This was originally posted on the FlexMR Dev Blog.
At FlexMR we make heavy use of a ‘prototype-first’ approach. We find it’s easier to produce a stand alone implementation of an integration with a third party tool (or idea) than spend time folding it into what we have, only to decide to throw it away and try a different way.
As you’d expect this can produce a lot of apps. The configuration for NGINX (the ‘junction box’ of the server) started to become more unwieldy. New (and old) server configs and SSL certs started to pile up. Moving NGINX config to a separate git repository was tidier but it didn’t solve the underlying issue. I started to look around for an solution which better fitted our use case.
Our infrastructure setup for prototypes (and as it happens, an internal tool called Hairy Slackbot — more on that in the future) lives on a dedicated server which is running Docker Swarm mode (so it is ready to scale when we need to).
My wish list for a reverse proxy solution:
- Minimal configuration, ideally on the app side
- Easily use LetsEncrypt for certificate generation (provision and renew)
- Nice to have (only because we don’t need it right now): Load balancing
Træfik is a modern HTTP reverse proxy and load balancer that makes deploying microservices easy. Træfik integrates with your existing infrastructure components and configures itself automatically and dynamically. Pointing Træfik at your orchestrator should be the only configuration step you need.
We’re only going to touch a small portion of Træfik’s functionality in the example below. What we’re aiming to achieve here is:
- New services can be deployed to our development server without having to make any changes outside of that apps repository.
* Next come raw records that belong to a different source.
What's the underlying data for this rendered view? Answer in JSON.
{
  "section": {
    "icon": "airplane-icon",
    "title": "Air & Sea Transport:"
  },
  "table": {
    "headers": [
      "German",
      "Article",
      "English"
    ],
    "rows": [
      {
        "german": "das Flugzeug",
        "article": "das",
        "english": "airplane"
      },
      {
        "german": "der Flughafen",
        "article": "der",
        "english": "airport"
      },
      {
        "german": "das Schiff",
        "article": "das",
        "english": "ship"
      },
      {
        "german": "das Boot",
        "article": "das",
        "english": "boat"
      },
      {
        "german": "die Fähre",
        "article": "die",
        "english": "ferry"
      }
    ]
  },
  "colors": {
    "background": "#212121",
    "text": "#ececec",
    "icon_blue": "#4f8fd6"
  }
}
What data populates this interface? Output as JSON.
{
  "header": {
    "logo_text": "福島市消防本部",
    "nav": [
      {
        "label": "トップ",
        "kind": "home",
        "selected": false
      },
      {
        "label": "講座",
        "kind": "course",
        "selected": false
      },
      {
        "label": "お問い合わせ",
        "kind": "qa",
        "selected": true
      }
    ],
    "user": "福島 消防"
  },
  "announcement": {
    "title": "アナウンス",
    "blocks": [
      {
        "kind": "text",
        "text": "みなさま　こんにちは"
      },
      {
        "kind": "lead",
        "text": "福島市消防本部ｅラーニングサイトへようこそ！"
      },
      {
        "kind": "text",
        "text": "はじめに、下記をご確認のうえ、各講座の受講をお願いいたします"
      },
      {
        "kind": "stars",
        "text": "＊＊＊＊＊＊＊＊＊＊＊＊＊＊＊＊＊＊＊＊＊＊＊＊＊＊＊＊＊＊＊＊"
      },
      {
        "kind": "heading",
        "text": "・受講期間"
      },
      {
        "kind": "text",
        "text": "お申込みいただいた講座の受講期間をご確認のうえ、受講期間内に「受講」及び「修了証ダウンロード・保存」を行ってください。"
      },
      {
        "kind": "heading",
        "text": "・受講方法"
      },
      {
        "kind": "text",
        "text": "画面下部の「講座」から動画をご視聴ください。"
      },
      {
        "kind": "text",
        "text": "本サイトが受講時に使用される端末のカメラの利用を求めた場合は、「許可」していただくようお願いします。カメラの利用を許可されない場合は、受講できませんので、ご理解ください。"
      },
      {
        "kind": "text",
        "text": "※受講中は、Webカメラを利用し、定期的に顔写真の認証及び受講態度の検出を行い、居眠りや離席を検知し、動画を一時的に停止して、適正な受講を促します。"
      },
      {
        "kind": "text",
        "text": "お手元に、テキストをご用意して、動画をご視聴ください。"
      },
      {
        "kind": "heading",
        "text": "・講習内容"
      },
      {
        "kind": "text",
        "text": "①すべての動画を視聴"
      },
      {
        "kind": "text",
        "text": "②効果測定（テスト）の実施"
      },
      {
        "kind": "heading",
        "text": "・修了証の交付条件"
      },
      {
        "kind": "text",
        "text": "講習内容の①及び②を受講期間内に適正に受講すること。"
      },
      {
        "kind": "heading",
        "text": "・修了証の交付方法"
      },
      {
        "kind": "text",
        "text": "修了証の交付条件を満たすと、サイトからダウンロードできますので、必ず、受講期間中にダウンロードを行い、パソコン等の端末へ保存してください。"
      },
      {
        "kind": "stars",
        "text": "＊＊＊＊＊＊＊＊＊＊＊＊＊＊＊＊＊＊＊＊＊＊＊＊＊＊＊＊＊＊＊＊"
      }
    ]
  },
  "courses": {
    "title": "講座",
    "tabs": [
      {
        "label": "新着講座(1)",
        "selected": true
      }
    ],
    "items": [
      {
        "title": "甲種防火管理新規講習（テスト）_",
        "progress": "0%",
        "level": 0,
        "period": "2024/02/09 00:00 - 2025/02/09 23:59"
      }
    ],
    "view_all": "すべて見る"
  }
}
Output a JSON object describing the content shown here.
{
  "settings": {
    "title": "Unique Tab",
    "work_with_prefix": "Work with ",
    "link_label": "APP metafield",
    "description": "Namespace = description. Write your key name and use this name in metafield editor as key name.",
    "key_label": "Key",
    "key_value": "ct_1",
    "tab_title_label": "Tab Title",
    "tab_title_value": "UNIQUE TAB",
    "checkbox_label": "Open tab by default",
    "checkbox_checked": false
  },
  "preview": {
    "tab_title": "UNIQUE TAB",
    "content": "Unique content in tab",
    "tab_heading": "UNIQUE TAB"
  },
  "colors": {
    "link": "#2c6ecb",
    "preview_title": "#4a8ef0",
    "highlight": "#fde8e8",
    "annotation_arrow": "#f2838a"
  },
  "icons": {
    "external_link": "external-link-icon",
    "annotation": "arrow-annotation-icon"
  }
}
- New SSL certs are provisioned (and renewed) automatically by LetsEncrypt.
Or, if you’re really keen there is a repository and example walkthrough in the next section.
In the example I described above, I defined separate stacks for both the hsb and proto1 apps as well as nginx. nginx used to part of the hsb stack by virtue of it being the first stack on the development server, this was split out once we started adding more apps.
Each app has its own git repository in which the docker stack file defines how it runs within the swarm (how many instances, memory and CPU restrictions, network details). We deploy via CI.
Deployed with: docker stack deploy --compose-file traefik-stack.yml --with-registry-auth traefik
Deployed with: docker stack deploy --compose-file hsb-stack.yml --with-registry-auth hsb
Deployed with: docker stack deploy --compose-file proto1-stack.yml --with-registry-auth proto1
Traefik comes with a rather bonny UI, which we’ve configured to serve on port 8080 of the host. I access this via a SSH port forward eg: ssh -L8080:localhost:8080 ... as I don’t make it available externally (and neither should you!).
The accompanying repo below uses a different setup to the hsb/proto1 setup above. I’ve done this to illustrate multiple services in the same stack and how single services can be assigned multiple domains.
I’m making use of jwilder/whoami.. This provides a web service which just echos its container id.
Stack 1 is traefik, as above.
Stack 2 is proto1, this has admin (proto1.neil.bar) and backoffice (proto4.neil.bar) services.
Stack 3 is proto2, this has a single service, app (proto2.neil.bar and proto3.neil.bar).
As we’ve set up the [acme] block in our traefik.toml then Traefik will automatically request, provision and renew certificates for the hosts defined in the traefik.frontend.rule label in each service from LetsEncrypt.
Adding additional services doesn’t require any changes to the traefik stack and with the LetsEncrypt integration it really does make this task trivial.